We need to put our trust on dialogue and questions, and not to be discouraged from paradox and a polarized conflicts. In fact, every contradiction, opposites, conflict, things that don’t make sense, –this apparent difficulties are in fact not a sign that here the road is blocked, (and so go and search for another road), but actually this are the signs that behind them is the door to the hidden truth or meaning. Behind this paradoxes – lays a whole dimension of truth, living where it loves to lives in the most – in the unknown.
In the unknown universe people need to let what they don’t know guide them in what they think they know and turn it upside down.
We insist to approach what we don’t know with what we know, this is a waste of time, for we should not want conformation to what we already know, what we should want is to be pioneers of hidden knowledge, able to move into the darkness of the unknown by developing night vision. Detective work with the unknown is like soldiers laying in an ambush at night, they lay on the ground for about 8 hours, no word is said, and they are in front of the unknown, ready, every little Russel, move, or sparkle of light – puts them in immediate alert. They have no knowing, only to be totally focused tuned and open to what is hidden in the darkness.
What we don’t know covers almost everything we meet, yet we are educated to pay attention only to the narrow strip of what is known, and if it doesn’t fit to what we know – they are thrown out of the camp.
What we need is not more people that will be a ‘working archives’ of knowledge, stuffed to the brim with incredible amounts of what is known. Whereas what we are very short of is trained detectives, trained to approach what is not known, and having the ‘touch’ the feel, he has intuition, about the direction where the truth might be.
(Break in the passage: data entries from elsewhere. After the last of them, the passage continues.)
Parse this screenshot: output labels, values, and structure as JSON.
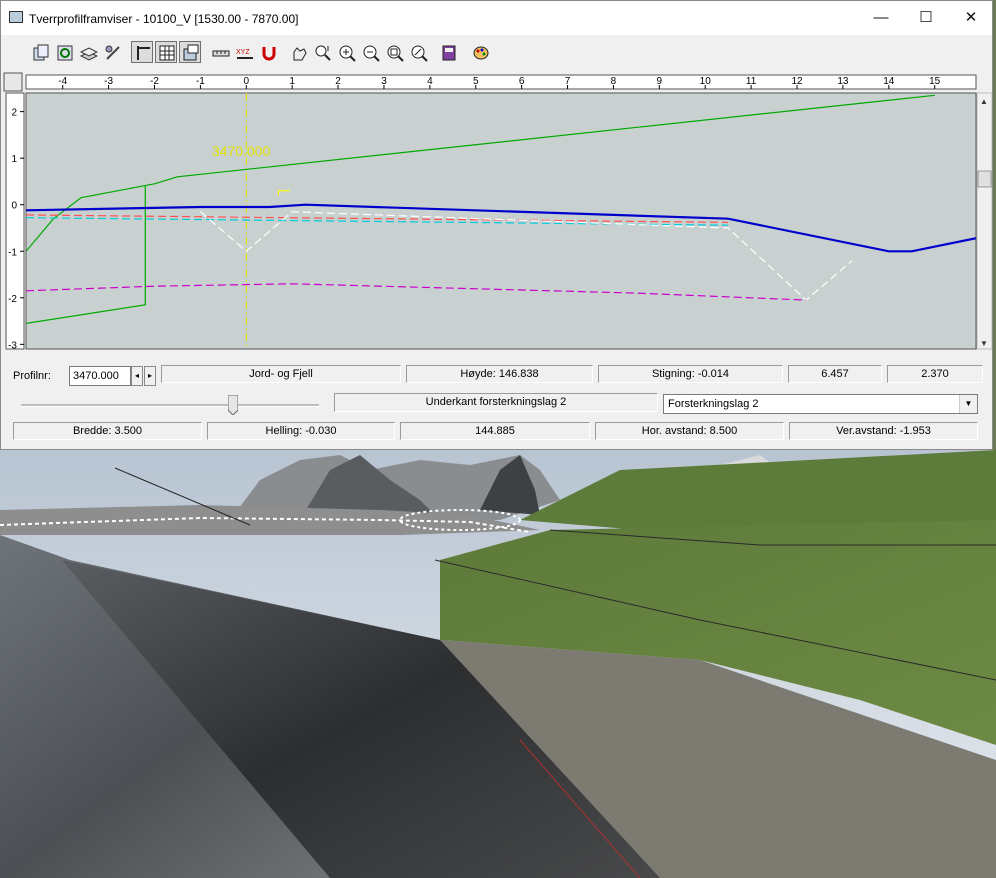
{
  "window": {
    "title": "Tverrprofilframviser - 10100_V  [1530.00 - 7870.00]",
    "minimize_glyph": "—",
    "maximize_glyph": "☐",
    "close_glyph": "✕"
  },
  "toolbar": {
    "buttons": [
      {
        "icon": "copy-icon"
      },
      {
        "icon": "refresh-icon"
      },
      {
        "icon": "layers-icon"
      },
      {
        "icon": "link-icon"
      },
      {
        "icon": "axis-icon",
        "pressed": true
      },
      {
        "icon": "grid-icon",
        "pressed": true
      },
      {
        "icon": "settings-view-icon",
        "pressed": true
      },
      {
        "icon": "measure-icon"
      },
      {
        "icon": "xyz-icon",
        "text": "XYZ"
      },
      {
        "icon": "magnet-icon"
      },
      {
        "icon": "pan-hand-icon"
      },
      {
        "icon": "zoom-vertical-icon"
      },
      {
        "icon": "zoom-in-icon"
      },
      {
        "icon": "zoom-out-icon"
      },
      {
        "icon": "zoom-window-icon"
      },
      {
        "icon": "zoom-all-icon"
      },
      {
        "icon": "book-icon"
      },
      {
        "icon": "palette-icon"
      }
    ]
  },
  "chart_data": {
    "type": "line",
    "title": "",
    "xlabel": "",
    "ylabel": "",
    "xlim": [
      -4.8,
      15.9
    ],
    "ylim": [
      -3.1,
      2.4
    ],
    "x_ticks": [
      -4,
      -3,
      -2,
      -1,
      0,
      1,
      2,
      3,
      4,
      5,
      6,
      7,
      8,
      9,
      10,
      11,
      12,
      13,
      14,
      15
    ],
    "y_ticks": [
      2,
      1,
      0,
      -1,
      -2,
      -3
    ],
    "grid": false,
    "background": "#c8d0d0",
    "annotation": {
      "text": "3470.000",
      "x": -0.75,
      "y": 1.05,
      "color": "#e0e000"
    },
    "center_line_x": 0,
    "series": [
      {
        "color": "#00aa00",
        "style": "solid",
        "x": [
          -4.8,
          -4.2,
          -3.6,
          -2.0,
          -1.5,
          15.0
        ],
        "y": [
          -1.0,
          -0.3,
          0.15,
          0.45,
          0.6,
          2.35
        ]
      },
      {
        "color": "#00aa00",
        "style": "solid",
        "x": [
          -4.8,
          -2.2,
          -2.2
        ],
        "y": [
          -2.55,
          -2.15,
          0.4
        ]
      },
      {
        "color": "#0000cc",
        "style": "solid",
        "width": 2.2,
        "x": [
          -4.8,
          -1.0,
          0.5,
          1.3,
          10.5,
          14.0,
          14.5,
          15.9
        ],
        "y": [
          -0.12,
          -0.05,
          -0.05,
          0.0,
          -0.3,
          -1.0,
          -1.0,
          -0.72
        ]
      },
      {
        "color": "#ff5050",
        "style": "dashed",
        "x": [
          -4.8,
          10.5
        ],
        "y": [
          -0.22,
          -0.38
        ]
      },
      {
        "color": "#00ccdd",
        "style": "dashed",
        "x": [
          -4.8,
          10.5
        ],
        "y": [
          -0.28,
          -0.44
        ]
      },
      {
        "color": "#ffffff",
        "style": "dashed",
        "x": [
          -1.0,
          0.0,
          1.0,
          10.5,
          12.2,
          13.2
        ],
        "y": [
          -0.15,
          -1.0,
          -0.15,
          -0.5,
          -2.05,
          -1.2
        ]
      },
      {
        "color": "#cc00cc",
        "style": "dashed",
        "x": [
          -4.8,
          -2.0,
          1.0,
          8.5,
          12.2
        ],
        "y": [
          -1.85,
          -1.75,
          -1.7,
          -1.9,
          -2.05
        ]
      },
      {
        "color": "#ffff00",
        "style": "solid",
        "x": [
          0.7,
          0.7,
          0.95
        ],
        "y": [
          0.2,
          0.3,
          0.3
        ]
      }
    ]
  },
  "status": {
    "profilnr_label": "Profilnr:",
    "profilnr_value": "3470.000",
    "spin_left": "◂",
    "spin_right": "▸",
    "material": "Jord- og Fjell",
    "hoyde": "Høyde: 146.838",
    "stigning": "Stigning: -0.014",
    "val1": "6.457",
    "val2": "2.370",
    "layer_name": "Underkant forsterkningslag 2",
    "layer_select": "Forsterkningslag 2",
    "slider_value": 0.71,
    "bredde": "Bredde: 3.500",
    "helling": "Helling: -0.030",
    "elevation": "144.885",
    "hor_avstand": "Hor. avstand: 8.500",
    "ver_avstand": "Ver.avstand: -1.953"
  }
}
One of the great detectives of all times was Sherlock Holmes, created by British author Sir Arthur Conan Doyle. He was an expert in looking into the unknown and finding in it things that other people would not even dream about. Here they are looking at peaceful country cottages, Watson marvels at their peacefulness, but Sherlock doesn’t look at the beauty of the scene, he relates to the unseen (o the possible crimes that could be committed in this peaceful houses); that which is not obvious (the nice houses and gardens).
“Good heavens!” I cried. “Who would associate crime with these dear old homesteads?” “They always fill me with a certain horror. It is my belief, Watson, founded upon my experience, that the lowest and vilest alleys in London do not present a more dreadful record of sin than does the smiling and beautiful countryside.” “You horrify me!” “But the reason is very obvious. The pressure of public opinion can do in the town what the law cannot accomplish. There is no lane so vile that the scream of a tortured child, or the thud of a drunkard’s blow, does not beget sympathy and indignation among the neighbors, and then the whole machinery of justice is ever so close that a word of complaint can set it going, and there is but a step between the crime and the dock. But look at these lonely houses, each in its own fields, filled for the most part with poor ignorant folk who know little of the law. Think of the deeds of hellish cruelty, the hidden wickedness which may go on, year in, year out, in such places, and none the wiser.” The Adventures of Sherlock Holmes (1892) Sherlock Holmes in “The Copper Beeches” (Doubleday p. 323).3
We get dazzled by the bright lights of the seen and known worlds, but this known is but a fraction from what there is, and most of the reasons that appear in the known, are well hidden in the dark, and without good detective work, the treasures of truth and its reasons – remain hidden in the great unknown.